How music lessons benefit your brain – It’ll blow your mind!

Music on the brain

When you pick up a musical instrument to practise, are you aware of what is really going on? Most people don’t realise, but the act of practising or performing on a musical instrument sets off fireworks in your brain!

Practising a musical instrument is a unique process that activates almost all the areas of the brain at once. Most activities we involve ourselves in, whether it be simply talking, playing sport or even studying math, tend to activate one or two areas of the brain, but music stimulates it all. This is because of several reasons that have to do with the various component activities that are involved in music lessons and music performance.
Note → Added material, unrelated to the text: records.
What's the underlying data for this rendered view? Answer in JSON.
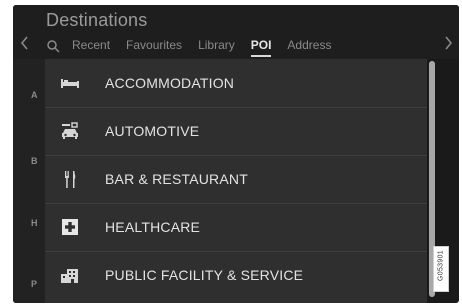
{
  "header": {
    "title": "Destinations",
    "tabs": [
      {
        "label": "Recent",
        "active": false
      },
      {
        "label": "Favourites",
        "active": false
      },
      {
        "label": "Library",
        "active": false
      },
      {
        "label": "POI",
        "active": true
      },
      {
        "label": "Address",
        "active": false
      }
    ]
  },
  "index_letters": [
    "A",
    "B",
    "H",
    "P"
  ],
  "list": {
    "items": [
      {
        "label": "ACCOMMODATION",
        "icon": "bed-icon"
      },
      {
        "label": "AUTOMOTIVE",
        "icon": "car-service-icon"
      },
      {
        "label": "BAR & RESTAURANT",
        "icon": "cutlery-icon"
      },
      {
        "label": "HEALTHCARE",
        "icon": "medical-cross-icon"
      },
      {
        "label": "PUBLIC FACILITY & SERVICE",
        "icon": "building-icon"
      }
    ]
  },
  "figure_code": "G053901",
  "colors": {
    "background": "#1a1a1a",
    "list_background": "#2f2f2f",
    "text": "#e3e3e3",
    "muted_text": "#8a8a8a"
  }
}
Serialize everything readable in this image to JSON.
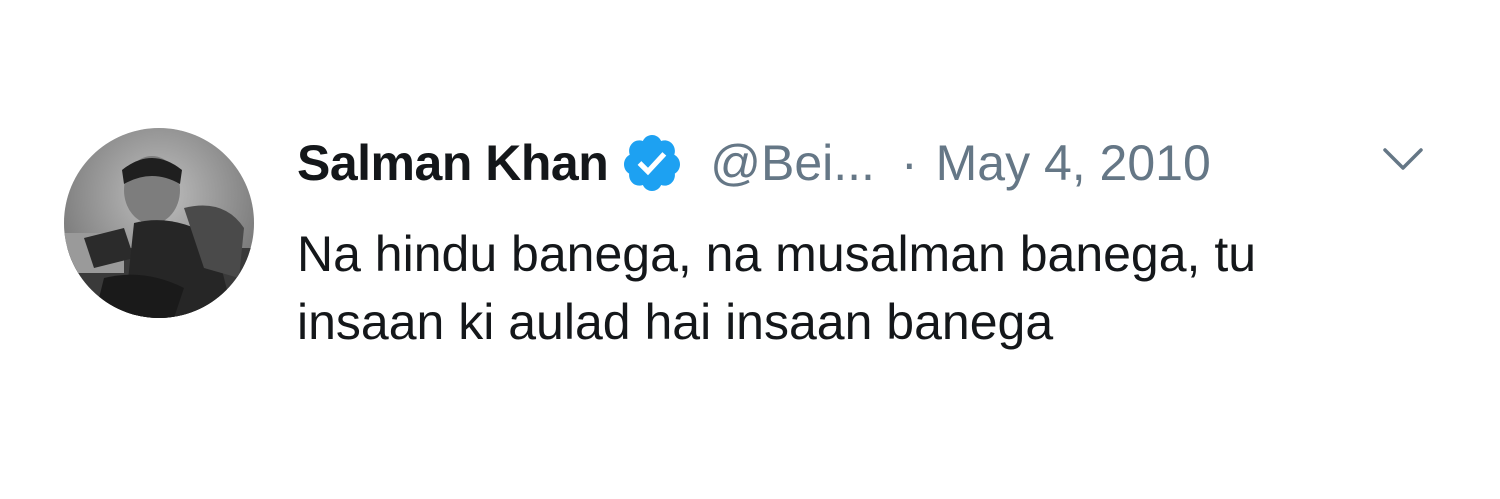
{
  "tweet": {
    "display_name": "Salman Khan",
    "verified_icon": "verified-badge-icon",
    "handle": "@Bei...",
    "separator": "·",
    "timestamp": "May 4, 2010",
    "menu_icon": "chevron-down-icon",
    "text_lines": [
      "Na hindu banega, na musalman banega, tu",
      "insaan ki aulad hai insaan banega"
    ]
  },
  "colors": {
    "name": "#14171a",
    "secondary": "#657786",
    "verified": "#1da1f2",
    "background": "#ffffff"
  }
}
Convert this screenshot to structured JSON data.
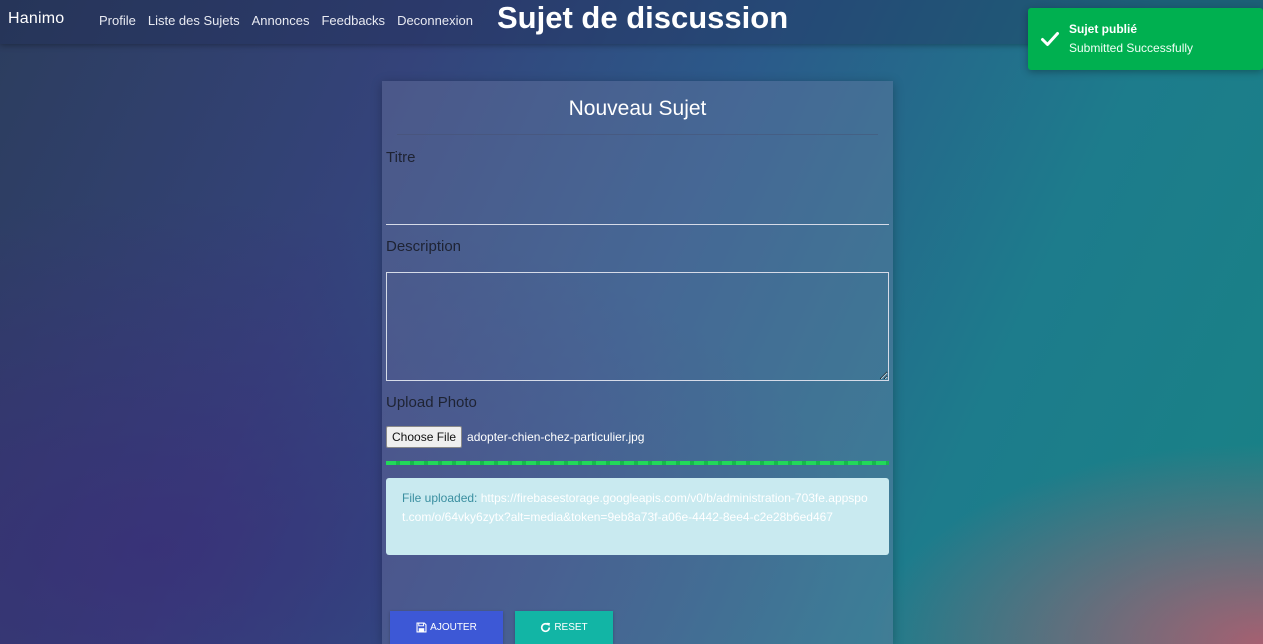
{
  "navbar": {
    "brand": "Hanimo",
    "links": [
      "Profile",
      "Liste des Sujets",
      "Annonces",
      "Feedbacks",
      "Deconnexion"
    ],
    "heading": "Sujet de discussion"
  },
  "toast": {
    "icon": "check-icon",
    "title": "Sujet publié",
    "message": "Submitted Successfully",
    "color": "#00b050"
  },
  "form": {
    "title": "Nouveau Sujet",
    "titre_label": "Titre",
    "titre_value": "",
    "description_label": "Description",
    "description_value": "",
    "upload_label": "Upload Photo",
    "choose_file_label": "Choose File",
    "file_name": "adopter-chien-chez-particulier.jpg",
    "upload_progress_percent": 100,
    "alert_prefix": "File uploaded:",
    "alert_url": "https://firebasestorage.googleapis.com/v0/b/administration-703fe.appspot.com/o/64vky6zytx?alt=media&token=9eb8a73f-a06e-4442-8ee4-c2e28b6ed467",
    "submit_label": "AJOUTER",
    "submit_icon": "save-icon",
    "reset_label": "RESET",
    "reset_icon": "refresh-icon",
    "submit_color": "#3d58d6",
    "reset_color": "#12b5a5"
  }
}
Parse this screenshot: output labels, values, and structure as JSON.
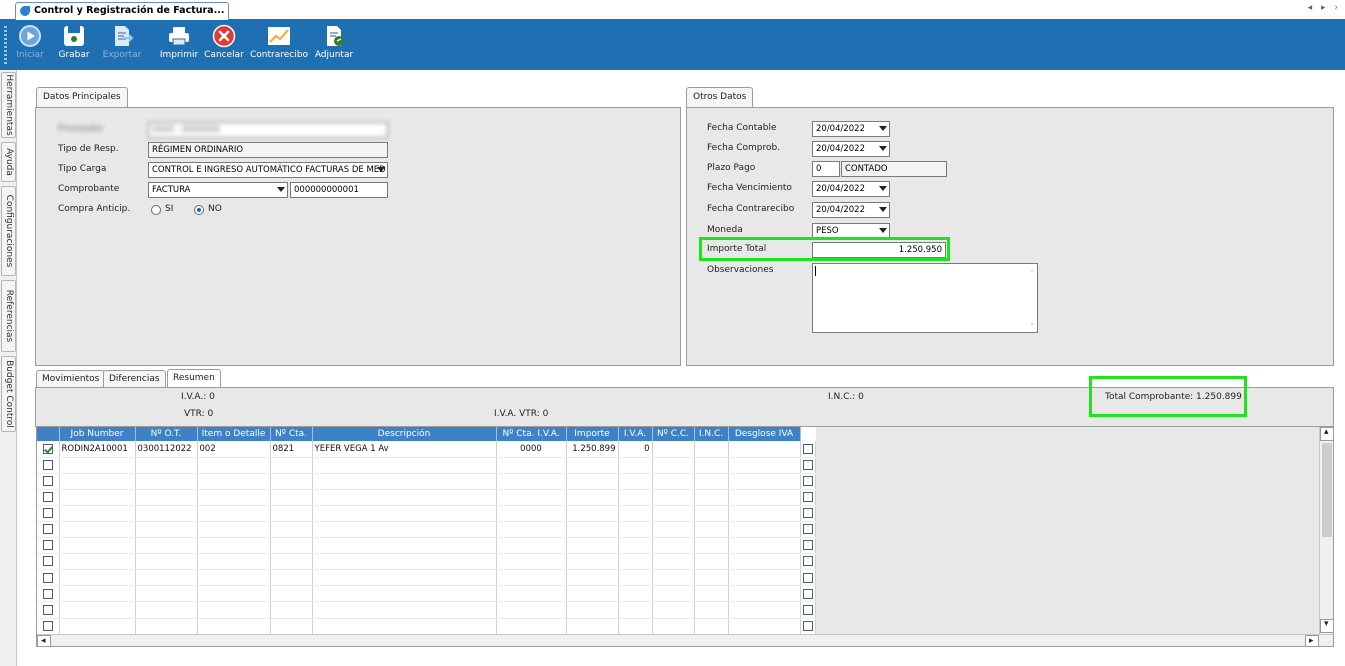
{
  "tab": {
    "title": "Control y Registración de Factura..."
  },
  "toolbar": {
    "buttons": [
      {
        "id": "iniciar",
        "label": "Iniciar",
        "icon": "play-icon",
        "enabled": false
      },
      {
        "id": "grabar",
        "label": "Grabar",
        "icon": "save-icon",
        "enabled": true
      },
      {
        "id": "exportar",
        "label": "Exportar",
        "icon": "export-icon",
        "enabled": false
      },
      {
        "id": "imprimir",
        "label": "Imprimir",
        "icon": "printer-icon",
        "enabled": true
      },
      {
        "id": "cancelar",
        "label": "Cancelar",
        "icon": "cancel-icon",
        "enabled": true
      },
      {
        "id": "contrarecibo",
        "label": "Contrarecibo",
        "icon": "chart-icon",
        "enabled": true
      },
      {
        "id": "adjuntar",
        "label": "Adjuntar",
        "icon": "attach-icon",
        "enabled": true
      }
    ]
  },
  "sidebar": {
    "tabs": [
      "Herramientas",
      "Ayuda",
      "Configuraciones",
      "Referencias",
      "Budget Control"
    ]
  },
  "datos_principales": {
    "tab_label": "Datos Principales",
    "proveedor": {
      "label": "Proveedor",
      "value": "0000 - 0000000"
    },
    "tipo_resp": {
      "label": "Tipo de Resp.",
      "value": "RÉGIMEN ORDINARIO"
    },
    "tipo_carga": {
      "label": "Tipo Carga",
      "value": "CONTROL E INGRESO AUTOMÁTICO FACTURAS DE MED"
    },
    "comprobante": {
      "label": "Comprobante",
      "value": "FACTURA",
      "number": "000000000001"
    },
    "compra_anticip": {
      "label": "Compra Anticip.",
      "options": [
        "SI",
        "NO"
      ],
      "selected": "NO"
    }
  },
  "otros_datos": {
    "tab_label": "Otros Datos",
    "fecha_contable": {
      "label": "Fecha Contable",
      "value": "20/04/2022"
    },
    "fecha_comprob": {
      "label": "Fecha Comprob.",
      "value": "20/04/2022"
    },
    "plazo_pago": {
      "label": "Plazo Pago",
      "days": "0",
      "value": "CONTADO"
    },
    "fecha_vencimiento": {
      "label": "Fecha Vencimiento",
      "value": "20/04/2022"
    },
    "fecha_contrarecibo": {
      "label": "Fecha Contrarecibo",
      "value": "20/04/2022"
    },
    "moneda": {
      "label": "Moneda",
      "value": "PESO"
    },
    "importe_total": {
      "label": "Importe Total",
      "value": "1.250.950"
    },
    "observaciones": {
      "label": "Observaciones",
      "value": ""
    }
  },
  "bottom_tabs": [
    "Movimientos",
    "Diferencias",
    "Resumen"
  ],
  "active_bottom_tab": "Resumen",
  "resumen": {
    "iva": "I.V.A.: 0",
    "inc": "I.N.C.: 0",
    "total_comprobante": "Total Comprobante: 1.250.899",
    "vtr": "VTR: 0",
    "iva_vtr": "I.V.A. VTR: 0"
  },
  "grid": {
    "columns": [
      "",
      "Job Number",
      "Nº O.T.",
      "Item o Detalle",
      "Nº Cta.",
      "Descripción",
      "Nº Cta. I.V.A.",
      "Importe",
      "I.V.A.",
      "Nº C.C.",
      "I.N.C.",
      "Desglose IVA"
    ],
    "rows": [
      {
        "checked": true,
        "cells": [
          "RODIN2A10001",
          "0300112022",
          "002",
          "0821",
          "YEFER VEGA 1 Av",
          "0000",
          "1.250.899",
          "0",
          "",
          "",
          ""
        ],
        "desglose": false
      },
      {
        "checked": false,
        "cells": [
          "",
          "",
          "",
          "",
          "",
          "",
          "",
          "",
          "",
          "",
          ""
        ],
        "desglose": false
      },
      {
        "checked": false,
        "cells": [
          "",
          "",
          "",
          "",
          "",
          "",
          "",
          "",
          "",
          "",
          ""
        ],
        "desglose": false
      },
      {
        "checked": false,
        "cells": [
          "",
          "",
          "",
          "",
          "",
          "",
          "",
          "",
          "",
          "",
          ""
        ],
        "desglose": false
      },
      {
        "checked": false,
        "cells": [
          "",
          "",
          "",
          "",
          "",
          "",
          "",
          "",
          "",
          "",
          ""
        ],
        "desglose": false
      },
      {
        "checked": false,
        "cells": [
          "",
          "",
          "",
          "",
          "",
          "",
          "",
          "",
          "",
          "",
          ""
        ],
        "desglose": false
      },
      {
        "checked": false,
        "cells": [
          "",
          "",
          "",
          "",
          "",
          "",
          "",
          "",
          "",
          "",
          ""
        ],
        "desglose": false
      },
      {
        "checked": false,
        "cells": [
          "",
          "",
          "",
          "",
          "",
          "",
          "",
          "",
          "",
          "",
          ""
        ],
        "desglose": false
      },
      {
        "checked": false,
        "cells": [
          "",
          "",
          "",
          "",
          "",
          "",
          "",
          "",
          "",
          "",
          ""
        ],
        "desglose": false
      },
      {
        "checked": false,
        "cells": [
          "",
          "",
          "",
          "",
          "",
          "",
          "",
          "",
          "",
          "",
          ""
        ],
        "desglose": false
      },
      {
        "checked": false,
        "cells": [
          "",
          "",
          "",
          "",
          "",
          "",
          "",
          "",
          "",
          "",
          ""
        ],
        "desglose": false
      },
      {
        "checked": false,
        "cells": [
          "",
          "",
          "",
          "",
          "",
          "",
          "",
          "",
          "",
          "",
          ""
        ],
        "desglose": false
      }
    ]
  },
  "colors": {
    "toolbar": "#1f6fb3",
    "grid_header": "#3d82c4",
    "highlight": "#1de51d"
  }
}
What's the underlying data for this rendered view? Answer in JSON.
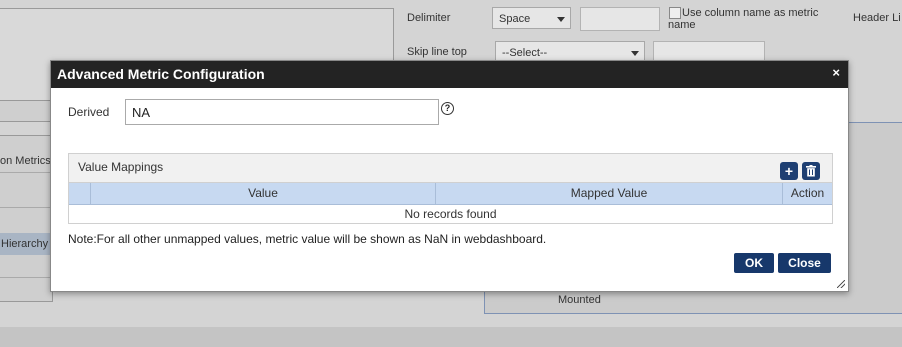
{
  "background": {
    "delimiter_label": "Delimiter",
    "delimiter_value": "Space",
    "use_column_name_label": "Use column name as metric name",
    "header_label": "Header Li",
    "skip_line_top_label": "Skip line top",
    "skip_line_top_value": "--Select--",
    "left_metrics_label": "on Metrics",
    "left_hierarchy_label": "Hierarchy",
    "mounted_label": "Mounted"
  },
  "modal": {
    "title": "Advanced Metric Configuration",
    "close_glyph": "×",
    "derived_label": "Derived",
    "derived_value": "NA",
    "help_glyph": "?",
    "value_mappings": {
      "title": "Value Mappings",
      "add_icon": "+",
      "delete_icon": "🗑",
      "columns": [
        "Value",
        "Mapped Value",
        "Action"
      ],
      "empty_text": "No records found"
    },
    "note": "Note:For all other unmapped values, metric value will be shown as NaN in webdashboard.",
    "ok_label": "OK",
    "close_label": "Close"
  },
  "colors": {
    "header_bg": "#232323",
    "button_bg": "#17386b",
    "table_header_bg": "#c7d9f1"
  }
}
Firstly, reading music in itself is a complex process, and like reading any language it challenges the brain to process information. Secondly, when you add the physical aspect of using your hands in the very specific movements that are required to play an instrument, that activates yet more parts of the brain. Thirdly, your mind itself, aside from these first two activities, must also deal with the element of time. This is the unique part of music which sets it apart from most other fields of study. The brain has to process all the information required by the first two components, and then execute the movements within a precise time flow, or tempo. It is very different from trying to complete another given task within a set time frame, because the exact speed at which you have to complete that task is not specified – you just have to finish within a given time period. For example, in a maths test, you are working as fast as you can to get through all the equations and finish the test, but you don’t have to worry about working through them at an exact speed. But with music, you have to perform and execute the melodies, chords and other requisite mental processes at a very specific speed, or tempo. As the music becomes more complex, and/or the tempo increases, the difficulty level increases. Watch this video for an amazing TedTalks video on the subject.